> [REQUIRED WORK]:
All of the data below is to be copied exactly.

---- THE RECORDS

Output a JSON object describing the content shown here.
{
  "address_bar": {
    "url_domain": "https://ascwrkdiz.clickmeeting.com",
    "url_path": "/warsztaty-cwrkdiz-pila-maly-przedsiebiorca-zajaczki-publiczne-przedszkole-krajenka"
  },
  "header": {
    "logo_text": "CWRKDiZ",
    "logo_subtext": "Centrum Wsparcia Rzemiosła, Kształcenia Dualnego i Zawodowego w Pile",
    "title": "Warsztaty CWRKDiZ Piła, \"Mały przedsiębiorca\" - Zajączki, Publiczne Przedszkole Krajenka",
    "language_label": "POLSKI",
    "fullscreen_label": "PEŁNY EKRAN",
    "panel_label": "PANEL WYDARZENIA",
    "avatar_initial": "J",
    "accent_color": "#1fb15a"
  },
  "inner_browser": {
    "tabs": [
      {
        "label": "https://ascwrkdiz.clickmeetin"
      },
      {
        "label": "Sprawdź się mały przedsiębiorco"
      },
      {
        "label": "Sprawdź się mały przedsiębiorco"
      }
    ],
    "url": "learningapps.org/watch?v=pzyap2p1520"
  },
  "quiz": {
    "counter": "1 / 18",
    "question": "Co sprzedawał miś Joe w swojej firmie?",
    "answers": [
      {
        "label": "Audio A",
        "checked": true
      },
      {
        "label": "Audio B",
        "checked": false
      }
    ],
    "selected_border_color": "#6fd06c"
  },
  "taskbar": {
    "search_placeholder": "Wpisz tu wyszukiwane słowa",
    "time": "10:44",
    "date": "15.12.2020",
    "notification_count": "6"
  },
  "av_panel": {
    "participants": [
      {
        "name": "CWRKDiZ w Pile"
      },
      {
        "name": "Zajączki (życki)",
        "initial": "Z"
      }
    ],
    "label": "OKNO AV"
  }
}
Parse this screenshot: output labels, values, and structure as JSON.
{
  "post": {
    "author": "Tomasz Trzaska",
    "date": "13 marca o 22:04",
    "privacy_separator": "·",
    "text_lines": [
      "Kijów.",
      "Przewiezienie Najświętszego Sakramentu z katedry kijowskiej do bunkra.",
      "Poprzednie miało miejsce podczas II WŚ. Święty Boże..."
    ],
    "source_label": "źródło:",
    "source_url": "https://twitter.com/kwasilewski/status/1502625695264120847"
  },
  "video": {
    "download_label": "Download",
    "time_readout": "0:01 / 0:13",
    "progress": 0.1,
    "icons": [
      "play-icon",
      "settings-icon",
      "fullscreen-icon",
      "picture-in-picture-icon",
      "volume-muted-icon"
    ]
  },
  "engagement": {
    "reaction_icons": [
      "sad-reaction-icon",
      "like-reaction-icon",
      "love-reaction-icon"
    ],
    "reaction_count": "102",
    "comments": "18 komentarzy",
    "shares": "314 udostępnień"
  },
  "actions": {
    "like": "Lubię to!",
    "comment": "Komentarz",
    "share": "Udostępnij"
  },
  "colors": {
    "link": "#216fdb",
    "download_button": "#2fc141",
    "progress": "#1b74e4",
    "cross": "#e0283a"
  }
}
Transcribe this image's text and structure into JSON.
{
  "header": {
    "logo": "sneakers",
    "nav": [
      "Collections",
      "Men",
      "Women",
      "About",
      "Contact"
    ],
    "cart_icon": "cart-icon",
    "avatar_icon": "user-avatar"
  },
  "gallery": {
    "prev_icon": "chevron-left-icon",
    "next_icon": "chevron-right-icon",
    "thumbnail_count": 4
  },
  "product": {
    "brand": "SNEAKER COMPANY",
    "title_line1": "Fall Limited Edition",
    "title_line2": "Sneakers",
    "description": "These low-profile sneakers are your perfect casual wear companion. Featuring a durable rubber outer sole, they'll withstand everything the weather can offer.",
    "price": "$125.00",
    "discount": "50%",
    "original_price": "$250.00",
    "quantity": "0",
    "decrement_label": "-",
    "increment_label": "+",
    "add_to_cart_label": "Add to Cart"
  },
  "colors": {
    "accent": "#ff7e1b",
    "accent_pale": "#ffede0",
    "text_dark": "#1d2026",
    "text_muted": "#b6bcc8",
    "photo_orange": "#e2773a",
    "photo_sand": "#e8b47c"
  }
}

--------

> [OUTPUT BELOW]:
Output a JSON object describing the content shown here.
{
  "address_bar": {
    "url_domain": "https://ascwrkdiz.clickmeeting.com",
    "url_path": "/warsztaty-cwrkdiz-pila-maly-przedsiebiorca-zajaczki-publiczne-przedszkole-krajenka"
  },
  "header": {
    "logo_text": "CWRKDiZ",
    "logo_subtext": "Centrum Wsparcia Rzemiosła, Kształcenia Dualnego i Zawodowego w Pile",
    "title": "Warsztaty CWRKDiZ Piła, \"Mały przedsiębiorca\" - Zajączki, Publiczne Przedszkole Krajenka",
    "language_label": "POLSKI",
    "fullscreen_label": "PEŁNY EKRAN",
    "panel_label": "PANEL WYDARZENIA",
    "avatar_initial": "J",
    "accent_color": "#1fb15a"
  },
  "inner_browser": {
    "tabs": [
      {
        "label": "https://ascwrkdiz.clickmeetin"
      },
      {
        "label": "Sprawdź się mały przedsiębiorco"
      },
      {
        "label": "Sprawdź się mały przedsiębiorco"
      }
    ],
    "url": "learningapps.org/watch?v=pzyap2p1520"
  },
  "quiz": {
    "counter": "1 / 18",
    "question": "Co sprzedawał miś Joe w swojej firmie?",
    "answers": [
      {
        "label": "Audio A",
        "checked": true
      },
      {
        "label": "Audio B",
        "checked": false
      }
    ],
    "selected_border_color": "#6fd06c"
  },
  "taskbar": {
    "search_placeholder": "Wpisz tu wyszukiwane słowa",
    "time": "10:44",
    "date": "15.12.2020",
    "notification_count": "6"
  },
  "av_panel": {
    "participants": [
      {
        "name": "CWRKDiZ w Pile"
      },
      {
        "name": "Zajączki (życki)",
        "initial": "Z"
      }
    ],
    "label": "OKNO AV"
  }
}
Parse this screenshot: output labels, values, and structure as JSON.
{
  "post": {
    "author": "Tomasz Trzaska",
    "date": "13 marca o 22:04",
    "privacy_separator": "·",
    "text_lines": [
      "Kijów.",
      "Przewiezienie Najświętszego Sakramentu z katedry kijowskiej do bunkra.",
      "Poprzednie miało miejsce podczas II WŚ. Święty Boże..."
    ],
    "source_label": "źródło:",
    "source_url": "https://twitter.com/kwasilewski/status/1502625695264120847"
  },
  "video": {
    "download_label": "Download",
    "time_readout": "0:01 / 0:13",
    "progress": 0.1,
    "icons": [
      "play-icon",
      "settings-icon",
      "fullscreen-icon",
      "picture-in-picture-icon",
      "volume-muted-icon"
    ]
  },
  "engagement": {
    "reaction_icons": [
      "sad-reaction-icon",
      "like-reaction-icon",
      "love-reaction-icon"
    ],
    "reaction_count": "102",
    "comments": "18 komentarzy",
    "shares": "314 udostępnień"
  },
  "actions": {
    "like": "Lubię to!",
    "comment": "Komentarz",
    "share": "Udostępnij"
  },
  "colors": {
    "link": "#216fdb",
    "download_button": "#2fc141",
    "progress": "#1b74e4",
    "cross": "#e0283a"
  }
}
Transcribe this image's text and structure into JSON.
{
  "header": {
    "logo": "sneakers",
    "nav": [
      "Collections",
      "Men",
      "Women",
      "About",
      "Contact"
    ],
    "cart_icon": "cart-icon",
    "avatar_icon": "user-avatar"
  },
  "gallery": {
    "prev_icon": "chevron-left-icon",
    "next_icon": "chevron-right-icon",
    "thumbnail_count": 4
  },
  "product": {
    "brand": "SNEAKER COMPANY",
    "title_line1": "Fall Limited Edition",
    "title_line2": "Sneakers",
    "description": "These low-profile sneakers are your perfect casual wear companion. Featuring a durable rubber outer sole, they'll withstand everything the weather can offer.",
    "price": "$125.00",
    "discount": "50%",
    "original_price": "$250.00",
    "quantity": "0",
    "decrement_label": "-",
    "increment_label": "+",
    "add_to_cart_label": "Add to Cart"
  },
  "colors": {
    "accent": "#ff7e1b",
    "accent_pale": "#ffede0",
    "text_dark": "#1d2026",
    "text_muted": "#b6bcc8",
    "photo_orange": "#e2773a",
    "photo_sand": "#e8b47c"
  }
}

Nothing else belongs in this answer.